My church is in the headlines again today. The headline is not “Episcopal Church Opposes Warâ€ or “Episcopal Church Supports SCHIPâ€ or “Episcopal Church Works to Fight Povertyâ€ or “Episcopal Church Lobbies for Katrina Aid.â€ No, my church doesn’t have time for such pressing social justice issues.
Forgive me, but I’m just so tired of it all. Don’t get me wrong, the issue is critical: the full inclusion of gays and lesbians in the church is indeed a social justice issue. But I’m not sure that’s the issue at hand. I’m afraid the competing issue is something called “unityâ€.
Our bishops are big on unity. We have been schism-shy since Henry VIII dumped the Pope for Anne Boleyn. We Episcopalians didn’t split over slavery, as many of our mainline colleagues did. (No doubt a few Episcopalians experienced “unityâ€ and even communion through the cotton of their southern plantations and northern mills).
I’m thinking that unity has become an idol. Our bishops have pledged to “exercise restraintâ€ in ordaining another gay bishop, and they are not authorizing rites for same-sex marriages. While the American bishops rightly did not cave in to pressure from the conservative bishops of the worldwide Anglican communion to stop ordaining gay bishops and reject same-sex marriage, they did assert their over-arching desire to remain part of the international body. Unity trumps integrity?

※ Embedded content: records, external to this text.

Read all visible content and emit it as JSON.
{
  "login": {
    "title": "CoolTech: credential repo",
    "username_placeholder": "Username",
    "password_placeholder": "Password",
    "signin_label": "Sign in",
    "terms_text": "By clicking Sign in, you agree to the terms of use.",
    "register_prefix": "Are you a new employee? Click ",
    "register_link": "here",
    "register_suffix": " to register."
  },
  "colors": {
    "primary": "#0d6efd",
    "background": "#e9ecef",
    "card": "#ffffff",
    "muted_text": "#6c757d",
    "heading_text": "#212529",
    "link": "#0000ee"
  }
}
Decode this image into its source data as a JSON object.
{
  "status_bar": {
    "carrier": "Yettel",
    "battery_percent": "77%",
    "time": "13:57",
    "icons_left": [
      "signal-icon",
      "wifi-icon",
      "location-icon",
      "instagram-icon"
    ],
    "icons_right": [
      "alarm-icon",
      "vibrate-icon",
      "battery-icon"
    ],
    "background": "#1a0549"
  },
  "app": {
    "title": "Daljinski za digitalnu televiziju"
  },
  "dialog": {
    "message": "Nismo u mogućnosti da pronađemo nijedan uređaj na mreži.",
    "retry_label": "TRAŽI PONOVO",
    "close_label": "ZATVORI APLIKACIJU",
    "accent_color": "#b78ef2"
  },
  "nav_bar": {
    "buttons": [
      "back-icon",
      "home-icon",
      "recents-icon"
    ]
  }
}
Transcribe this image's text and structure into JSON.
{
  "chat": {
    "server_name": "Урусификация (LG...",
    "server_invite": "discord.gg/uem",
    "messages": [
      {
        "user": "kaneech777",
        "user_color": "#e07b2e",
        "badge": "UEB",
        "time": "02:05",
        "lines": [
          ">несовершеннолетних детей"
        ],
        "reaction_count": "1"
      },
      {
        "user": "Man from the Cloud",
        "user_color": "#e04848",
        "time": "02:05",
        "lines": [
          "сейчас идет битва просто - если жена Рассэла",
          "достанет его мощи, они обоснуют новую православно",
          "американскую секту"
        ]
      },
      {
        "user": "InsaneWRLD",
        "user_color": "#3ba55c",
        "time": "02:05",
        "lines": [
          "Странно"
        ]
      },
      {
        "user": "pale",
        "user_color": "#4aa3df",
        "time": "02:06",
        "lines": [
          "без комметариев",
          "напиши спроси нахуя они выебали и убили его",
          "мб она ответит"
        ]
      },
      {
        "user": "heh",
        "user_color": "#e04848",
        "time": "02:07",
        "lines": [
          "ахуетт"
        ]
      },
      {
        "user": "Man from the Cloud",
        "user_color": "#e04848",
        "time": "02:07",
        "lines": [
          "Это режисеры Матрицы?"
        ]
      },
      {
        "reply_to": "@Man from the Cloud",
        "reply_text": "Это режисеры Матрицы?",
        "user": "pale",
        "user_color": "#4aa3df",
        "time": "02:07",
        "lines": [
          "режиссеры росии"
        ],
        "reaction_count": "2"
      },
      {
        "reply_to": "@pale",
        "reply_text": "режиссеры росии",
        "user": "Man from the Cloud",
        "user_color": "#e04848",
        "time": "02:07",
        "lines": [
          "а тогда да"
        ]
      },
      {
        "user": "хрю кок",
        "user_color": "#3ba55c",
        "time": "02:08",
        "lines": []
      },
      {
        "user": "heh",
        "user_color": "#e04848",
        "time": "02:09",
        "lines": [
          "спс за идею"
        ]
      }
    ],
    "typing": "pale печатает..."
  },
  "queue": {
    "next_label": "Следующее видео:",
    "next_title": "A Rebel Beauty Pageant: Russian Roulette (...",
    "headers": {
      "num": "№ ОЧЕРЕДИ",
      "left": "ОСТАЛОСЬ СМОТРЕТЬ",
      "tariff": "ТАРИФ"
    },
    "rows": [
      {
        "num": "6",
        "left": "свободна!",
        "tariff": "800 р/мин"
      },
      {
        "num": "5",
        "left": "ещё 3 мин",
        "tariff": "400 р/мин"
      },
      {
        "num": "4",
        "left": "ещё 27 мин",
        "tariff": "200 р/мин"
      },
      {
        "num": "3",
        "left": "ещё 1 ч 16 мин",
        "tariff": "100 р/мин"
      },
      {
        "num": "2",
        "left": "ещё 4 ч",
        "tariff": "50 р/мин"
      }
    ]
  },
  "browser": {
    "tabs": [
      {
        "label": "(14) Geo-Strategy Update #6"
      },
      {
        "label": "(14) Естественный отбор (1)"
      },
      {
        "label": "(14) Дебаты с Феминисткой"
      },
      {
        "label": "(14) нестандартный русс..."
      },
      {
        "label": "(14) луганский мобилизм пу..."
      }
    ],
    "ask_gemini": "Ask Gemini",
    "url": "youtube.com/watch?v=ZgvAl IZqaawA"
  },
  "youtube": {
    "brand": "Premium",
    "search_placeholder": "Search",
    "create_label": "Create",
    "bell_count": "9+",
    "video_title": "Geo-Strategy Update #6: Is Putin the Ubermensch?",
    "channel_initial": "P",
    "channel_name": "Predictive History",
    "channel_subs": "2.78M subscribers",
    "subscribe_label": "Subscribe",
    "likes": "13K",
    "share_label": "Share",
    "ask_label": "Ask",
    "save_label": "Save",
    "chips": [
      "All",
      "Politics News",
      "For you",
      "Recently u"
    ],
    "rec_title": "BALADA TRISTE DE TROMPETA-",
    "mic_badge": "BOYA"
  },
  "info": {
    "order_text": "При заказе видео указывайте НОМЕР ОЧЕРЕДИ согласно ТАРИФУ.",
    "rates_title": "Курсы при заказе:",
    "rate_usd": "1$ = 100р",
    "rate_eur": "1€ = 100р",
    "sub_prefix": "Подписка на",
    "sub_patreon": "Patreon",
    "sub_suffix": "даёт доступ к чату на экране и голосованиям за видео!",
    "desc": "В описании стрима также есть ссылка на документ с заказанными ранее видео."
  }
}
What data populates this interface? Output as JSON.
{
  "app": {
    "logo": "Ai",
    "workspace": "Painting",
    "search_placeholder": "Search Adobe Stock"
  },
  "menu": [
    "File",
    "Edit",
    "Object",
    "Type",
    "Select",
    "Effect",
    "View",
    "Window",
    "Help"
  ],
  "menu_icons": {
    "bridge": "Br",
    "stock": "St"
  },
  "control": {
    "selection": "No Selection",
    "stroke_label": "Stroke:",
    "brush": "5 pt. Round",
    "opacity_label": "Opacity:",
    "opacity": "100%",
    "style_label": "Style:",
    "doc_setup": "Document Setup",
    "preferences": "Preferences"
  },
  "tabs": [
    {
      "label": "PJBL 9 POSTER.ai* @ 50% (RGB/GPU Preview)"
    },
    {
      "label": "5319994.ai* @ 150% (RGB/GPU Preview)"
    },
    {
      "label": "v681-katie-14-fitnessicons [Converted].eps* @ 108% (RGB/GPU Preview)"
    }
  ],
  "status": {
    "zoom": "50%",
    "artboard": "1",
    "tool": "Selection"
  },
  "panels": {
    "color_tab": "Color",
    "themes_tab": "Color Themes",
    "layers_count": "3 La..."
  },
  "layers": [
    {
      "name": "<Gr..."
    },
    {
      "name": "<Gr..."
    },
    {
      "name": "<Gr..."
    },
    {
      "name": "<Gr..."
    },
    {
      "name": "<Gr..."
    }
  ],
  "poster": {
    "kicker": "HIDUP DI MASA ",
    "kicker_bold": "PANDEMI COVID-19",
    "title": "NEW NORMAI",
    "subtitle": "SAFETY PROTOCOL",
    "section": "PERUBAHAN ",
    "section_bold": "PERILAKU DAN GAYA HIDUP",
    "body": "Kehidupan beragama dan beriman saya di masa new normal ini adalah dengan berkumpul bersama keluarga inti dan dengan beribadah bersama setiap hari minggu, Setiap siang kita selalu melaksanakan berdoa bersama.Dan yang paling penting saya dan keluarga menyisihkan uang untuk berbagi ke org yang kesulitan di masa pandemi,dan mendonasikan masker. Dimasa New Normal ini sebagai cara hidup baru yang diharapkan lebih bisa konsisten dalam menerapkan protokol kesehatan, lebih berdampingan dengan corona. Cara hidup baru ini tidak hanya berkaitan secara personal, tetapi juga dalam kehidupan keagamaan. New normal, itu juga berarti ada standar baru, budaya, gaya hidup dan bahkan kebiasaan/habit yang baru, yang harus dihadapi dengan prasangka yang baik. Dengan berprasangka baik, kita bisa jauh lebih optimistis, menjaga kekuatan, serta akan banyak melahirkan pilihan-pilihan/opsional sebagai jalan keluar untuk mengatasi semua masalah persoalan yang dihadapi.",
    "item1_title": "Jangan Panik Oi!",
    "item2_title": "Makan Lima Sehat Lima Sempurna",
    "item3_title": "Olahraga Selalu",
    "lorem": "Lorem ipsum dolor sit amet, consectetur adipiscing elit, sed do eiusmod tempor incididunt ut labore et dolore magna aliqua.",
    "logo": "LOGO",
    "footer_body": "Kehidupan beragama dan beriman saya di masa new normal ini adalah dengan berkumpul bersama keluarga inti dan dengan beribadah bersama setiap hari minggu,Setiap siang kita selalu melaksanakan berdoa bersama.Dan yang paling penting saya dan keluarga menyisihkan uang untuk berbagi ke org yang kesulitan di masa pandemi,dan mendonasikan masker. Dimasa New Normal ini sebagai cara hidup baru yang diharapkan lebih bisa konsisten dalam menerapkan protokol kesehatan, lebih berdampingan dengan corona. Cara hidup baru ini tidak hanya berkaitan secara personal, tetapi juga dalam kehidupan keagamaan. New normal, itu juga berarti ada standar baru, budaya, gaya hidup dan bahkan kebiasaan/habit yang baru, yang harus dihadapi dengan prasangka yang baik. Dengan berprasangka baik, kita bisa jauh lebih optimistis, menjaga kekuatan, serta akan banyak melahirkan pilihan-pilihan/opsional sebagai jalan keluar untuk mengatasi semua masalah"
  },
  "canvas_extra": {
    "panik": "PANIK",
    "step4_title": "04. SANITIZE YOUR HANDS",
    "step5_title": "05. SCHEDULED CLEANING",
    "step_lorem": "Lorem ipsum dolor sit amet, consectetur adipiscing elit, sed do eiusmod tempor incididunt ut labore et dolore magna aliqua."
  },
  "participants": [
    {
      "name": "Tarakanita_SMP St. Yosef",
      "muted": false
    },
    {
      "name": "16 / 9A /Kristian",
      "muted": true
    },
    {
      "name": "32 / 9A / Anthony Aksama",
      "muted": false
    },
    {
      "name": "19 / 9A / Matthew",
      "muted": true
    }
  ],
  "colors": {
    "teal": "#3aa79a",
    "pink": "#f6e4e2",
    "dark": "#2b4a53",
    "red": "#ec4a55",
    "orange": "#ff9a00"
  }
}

I hope not. I do love my church. I became an Episcopalian because I saw the Episcopal Church (in the local iteration of All Saints Pasadena) as the church that opposed the war in Vietnam, worked for Civil Rights, championed the ordination of women, fought the Reagan nuclear arms buildup, forged ahead with gay marriage and supported openly gay priests and bishops. And I have been proud to be part of a local church (Trinity in Santa Barbara) and a diocese (Los Angeles) that has been at the forefront of the struggle for our church to become open and welcoming to all.
I love my church, and so I want us to just get on with it. I want us to look like the church of Jesus, where all manner and condition of folks gather for the feast: everybody’s welcome at the banquet table. I want us to stand up for inclusion, and that might mean that unity takes a back seat.
It’s time for the Protestant Principle. Time to exercise not restraint, but protest.
Because, as Gene Robinson, our gay bishop from New Hampshire said about the New Orleans summit, “No one’s vision won.â€